- What you are asked to do
For each line of the data below, test for "destination". Report only the number of lines that pass.

---------- Exercise data ----------

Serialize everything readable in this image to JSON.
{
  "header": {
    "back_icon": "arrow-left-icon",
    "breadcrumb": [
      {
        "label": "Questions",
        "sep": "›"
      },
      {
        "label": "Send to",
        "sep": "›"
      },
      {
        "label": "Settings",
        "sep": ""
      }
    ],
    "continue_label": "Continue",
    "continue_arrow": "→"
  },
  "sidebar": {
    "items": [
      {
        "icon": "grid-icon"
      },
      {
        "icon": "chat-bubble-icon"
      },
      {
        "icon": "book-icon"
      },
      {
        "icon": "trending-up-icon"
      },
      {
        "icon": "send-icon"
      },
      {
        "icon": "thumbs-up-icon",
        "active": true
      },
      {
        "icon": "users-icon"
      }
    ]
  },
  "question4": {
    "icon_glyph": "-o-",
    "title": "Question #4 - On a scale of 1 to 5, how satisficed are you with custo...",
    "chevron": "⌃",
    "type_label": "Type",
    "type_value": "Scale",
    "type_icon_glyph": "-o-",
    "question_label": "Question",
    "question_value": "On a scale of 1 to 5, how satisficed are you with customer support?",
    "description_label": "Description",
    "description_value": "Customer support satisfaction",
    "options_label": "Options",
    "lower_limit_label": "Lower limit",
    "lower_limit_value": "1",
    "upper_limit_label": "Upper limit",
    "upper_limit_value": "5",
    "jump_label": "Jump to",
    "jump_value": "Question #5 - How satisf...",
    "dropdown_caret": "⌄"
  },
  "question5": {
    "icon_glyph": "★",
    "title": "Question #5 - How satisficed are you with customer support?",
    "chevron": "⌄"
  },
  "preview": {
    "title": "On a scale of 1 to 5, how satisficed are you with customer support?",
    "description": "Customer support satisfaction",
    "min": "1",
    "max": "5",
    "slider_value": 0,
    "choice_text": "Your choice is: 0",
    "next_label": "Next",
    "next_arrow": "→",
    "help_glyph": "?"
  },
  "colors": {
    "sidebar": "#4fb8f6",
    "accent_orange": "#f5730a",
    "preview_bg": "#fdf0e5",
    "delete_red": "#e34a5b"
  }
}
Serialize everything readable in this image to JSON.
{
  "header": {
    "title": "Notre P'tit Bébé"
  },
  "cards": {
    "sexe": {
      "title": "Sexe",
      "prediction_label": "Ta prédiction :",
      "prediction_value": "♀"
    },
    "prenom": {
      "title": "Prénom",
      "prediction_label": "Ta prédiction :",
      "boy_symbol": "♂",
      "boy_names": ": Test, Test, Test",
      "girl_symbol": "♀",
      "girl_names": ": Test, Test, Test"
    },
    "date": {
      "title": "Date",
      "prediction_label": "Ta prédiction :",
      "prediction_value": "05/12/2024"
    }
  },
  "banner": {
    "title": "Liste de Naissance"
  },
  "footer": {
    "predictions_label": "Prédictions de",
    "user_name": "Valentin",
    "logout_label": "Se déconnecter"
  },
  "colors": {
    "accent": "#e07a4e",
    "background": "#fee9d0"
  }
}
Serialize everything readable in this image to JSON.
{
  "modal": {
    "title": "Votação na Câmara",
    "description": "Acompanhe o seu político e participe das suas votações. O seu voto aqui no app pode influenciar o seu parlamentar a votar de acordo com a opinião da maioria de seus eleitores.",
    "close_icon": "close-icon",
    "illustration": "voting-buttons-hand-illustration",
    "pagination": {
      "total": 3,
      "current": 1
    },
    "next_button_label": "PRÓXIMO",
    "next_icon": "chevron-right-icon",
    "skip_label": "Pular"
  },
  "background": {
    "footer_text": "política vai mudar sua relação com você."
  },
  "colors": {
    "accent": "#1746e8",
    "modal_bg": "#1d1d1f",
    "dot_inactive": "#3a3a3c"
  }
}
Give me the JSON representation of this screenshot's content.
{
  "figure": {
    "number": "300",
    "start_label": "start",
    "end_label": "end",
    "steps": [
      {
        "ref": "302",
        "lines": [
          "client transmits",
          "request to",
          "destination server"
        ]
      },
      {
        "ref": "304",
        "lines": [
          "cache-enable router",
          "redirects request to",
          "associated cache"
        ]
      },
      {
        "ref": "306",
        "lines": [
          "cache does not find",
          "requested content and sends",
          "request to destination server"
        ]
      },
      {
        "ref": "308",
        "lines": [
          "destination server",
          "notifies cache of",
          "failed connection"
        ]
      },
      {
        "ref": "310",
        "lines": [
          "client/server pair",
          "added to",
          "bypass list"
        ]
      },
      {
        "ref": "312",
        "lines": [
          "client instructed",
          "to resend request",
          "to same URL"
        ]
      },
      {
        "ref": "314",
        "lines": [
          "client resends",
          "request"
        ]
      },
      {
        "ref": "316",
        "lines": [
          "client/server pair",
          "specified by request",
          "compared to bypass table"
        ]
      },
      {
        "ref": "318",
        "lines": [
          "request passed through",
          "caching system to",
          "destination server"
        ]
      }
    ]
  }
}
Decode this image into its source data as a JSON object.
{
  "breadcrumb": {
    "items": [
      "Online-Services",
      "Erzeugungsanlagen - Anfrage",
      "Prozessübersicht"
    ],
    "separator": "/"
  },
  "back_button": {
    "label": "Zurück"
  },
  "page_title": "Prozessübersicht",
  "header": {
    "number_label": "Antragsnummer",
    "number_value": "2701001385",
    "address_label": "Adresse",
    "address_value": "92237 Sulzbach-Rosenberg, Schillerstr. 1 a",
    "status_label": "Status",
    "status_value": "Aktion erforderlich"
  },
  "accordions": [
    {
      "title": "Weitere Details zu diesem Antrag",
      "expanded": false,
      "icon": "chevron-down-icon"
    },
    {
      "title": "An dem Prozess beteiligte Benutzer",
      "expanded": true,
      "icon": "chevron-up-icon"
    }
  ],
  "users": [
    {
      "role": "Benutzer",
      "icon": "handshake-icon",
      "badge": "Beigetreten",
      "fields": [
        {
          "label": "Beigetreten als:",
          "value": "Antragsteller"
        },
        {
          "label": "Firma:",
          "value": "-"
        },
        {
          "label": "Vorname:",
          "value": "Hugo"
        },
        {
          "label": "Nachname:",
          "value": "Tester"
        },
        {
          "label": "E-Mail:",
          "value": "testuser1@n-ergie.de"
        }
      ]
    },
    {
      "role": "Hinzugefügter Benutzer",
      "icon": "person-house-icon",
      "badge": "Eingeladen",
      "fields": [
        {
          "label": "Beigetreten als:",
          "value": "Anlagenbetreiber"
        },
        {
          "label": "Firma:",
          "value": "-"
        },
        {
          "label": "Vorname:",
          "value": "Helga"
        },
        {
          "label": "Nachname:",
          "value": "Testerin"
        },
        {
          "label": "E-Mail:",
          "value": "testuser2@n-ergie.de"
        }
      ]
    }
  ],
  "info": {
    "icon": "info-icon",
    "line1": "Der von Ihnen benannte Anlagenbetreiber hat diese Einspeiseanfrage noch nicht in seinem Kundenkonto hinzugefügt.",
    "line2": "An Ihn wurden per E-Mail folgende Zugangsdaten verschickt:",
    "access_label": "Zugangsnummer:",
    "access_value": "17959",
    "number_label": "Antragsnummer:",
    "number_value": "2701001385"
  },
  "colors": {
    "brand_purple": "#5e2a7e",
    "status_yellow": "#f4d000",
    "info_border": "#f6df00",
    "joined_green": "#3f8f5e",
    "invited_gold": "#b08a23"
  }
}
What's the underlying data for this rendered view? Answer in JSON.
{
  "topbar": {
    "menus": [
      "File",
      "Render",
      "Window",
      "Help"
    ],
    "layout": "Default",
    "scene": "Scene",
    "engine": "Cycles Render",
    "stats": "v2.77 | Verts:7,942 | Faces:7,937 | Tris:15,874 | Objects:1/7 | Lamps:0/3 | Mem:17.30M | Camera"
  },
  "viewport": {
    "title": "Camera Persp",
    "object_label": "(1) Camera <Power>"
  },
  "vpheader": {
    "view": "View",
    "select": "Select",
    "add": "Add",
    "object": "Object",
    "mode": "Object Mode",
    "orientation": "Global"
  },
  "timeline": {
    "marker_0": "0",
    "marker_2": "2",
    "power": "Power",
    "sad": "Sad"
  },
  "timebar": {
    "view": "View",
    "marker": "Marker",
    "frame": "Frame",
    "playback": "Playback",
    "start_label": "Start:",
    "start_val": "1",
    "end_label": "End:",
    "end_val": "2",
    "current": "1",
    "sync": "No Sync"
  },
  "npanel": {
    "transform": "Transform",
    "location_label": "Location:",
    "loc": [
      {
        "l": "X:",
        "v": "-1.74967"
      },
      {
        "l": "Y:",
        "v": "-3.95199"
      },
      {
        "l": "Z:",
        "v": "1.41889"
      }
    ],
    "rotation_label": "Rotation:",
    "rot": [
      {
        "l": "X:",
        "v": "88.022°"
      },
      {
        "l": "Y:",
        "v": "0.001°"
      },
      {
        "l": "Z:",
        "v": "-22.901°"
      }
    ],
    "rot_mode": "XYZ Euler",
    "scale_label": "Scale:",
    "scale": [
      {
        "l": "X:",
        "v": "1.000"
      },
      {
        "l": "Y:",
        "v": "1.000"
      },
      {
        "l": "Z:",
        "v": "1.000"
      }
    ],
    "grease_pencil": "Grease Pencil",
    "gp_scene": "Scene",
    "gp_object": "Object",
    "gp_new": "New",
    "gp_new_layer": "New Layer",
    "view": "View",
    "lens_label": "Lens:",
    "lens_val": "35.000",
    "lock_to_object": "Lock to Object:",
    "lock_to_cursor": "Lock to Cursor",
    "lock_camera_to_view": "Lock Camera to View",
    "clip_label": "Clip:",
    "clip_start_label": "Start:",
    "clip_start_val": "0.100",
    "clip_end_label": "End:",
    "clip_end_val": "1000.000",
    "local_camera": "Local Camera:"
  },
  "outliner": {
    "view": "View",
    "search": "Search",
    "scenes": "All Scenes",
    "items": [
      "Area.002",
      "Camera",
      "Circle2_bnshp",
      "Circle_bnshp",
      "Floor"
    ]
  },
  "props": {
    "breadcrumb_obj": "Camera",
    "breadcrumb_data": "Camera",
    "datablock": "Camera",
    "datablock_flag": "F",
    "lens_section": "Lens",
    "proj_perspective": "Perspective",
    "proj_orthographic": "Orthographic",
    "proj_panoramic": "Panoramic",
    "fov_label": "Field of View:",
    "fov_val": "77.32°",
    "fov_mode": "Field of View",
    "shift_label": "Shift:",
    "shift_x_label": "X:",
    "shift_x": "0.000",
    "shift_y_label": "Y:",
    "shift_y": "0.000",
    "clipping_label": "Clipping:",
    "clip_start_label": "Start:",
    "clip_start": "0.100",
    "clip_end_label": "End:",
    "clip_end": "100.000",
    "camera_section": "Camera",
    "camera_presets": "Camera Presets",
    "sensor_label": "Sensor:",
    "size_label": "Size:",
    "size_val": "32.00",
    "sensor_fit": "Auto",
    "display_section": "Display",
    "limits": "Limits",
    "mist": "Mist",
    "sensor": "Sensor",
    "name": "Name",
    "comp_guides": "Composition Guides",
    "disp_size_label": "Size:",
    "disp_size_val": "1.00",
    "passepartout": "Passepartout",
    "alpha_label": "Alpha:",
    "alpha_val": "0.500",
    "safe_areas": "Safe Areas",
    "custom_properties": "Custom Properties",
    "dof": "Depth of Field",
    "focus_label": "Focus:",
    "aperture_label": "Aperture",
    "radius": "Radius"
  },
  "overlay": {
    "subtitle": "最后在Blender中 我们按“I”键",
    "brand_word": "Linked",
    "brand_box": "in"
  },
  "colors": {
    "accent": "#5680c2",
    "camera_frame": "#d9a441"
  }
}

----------

- Response for this exercise
4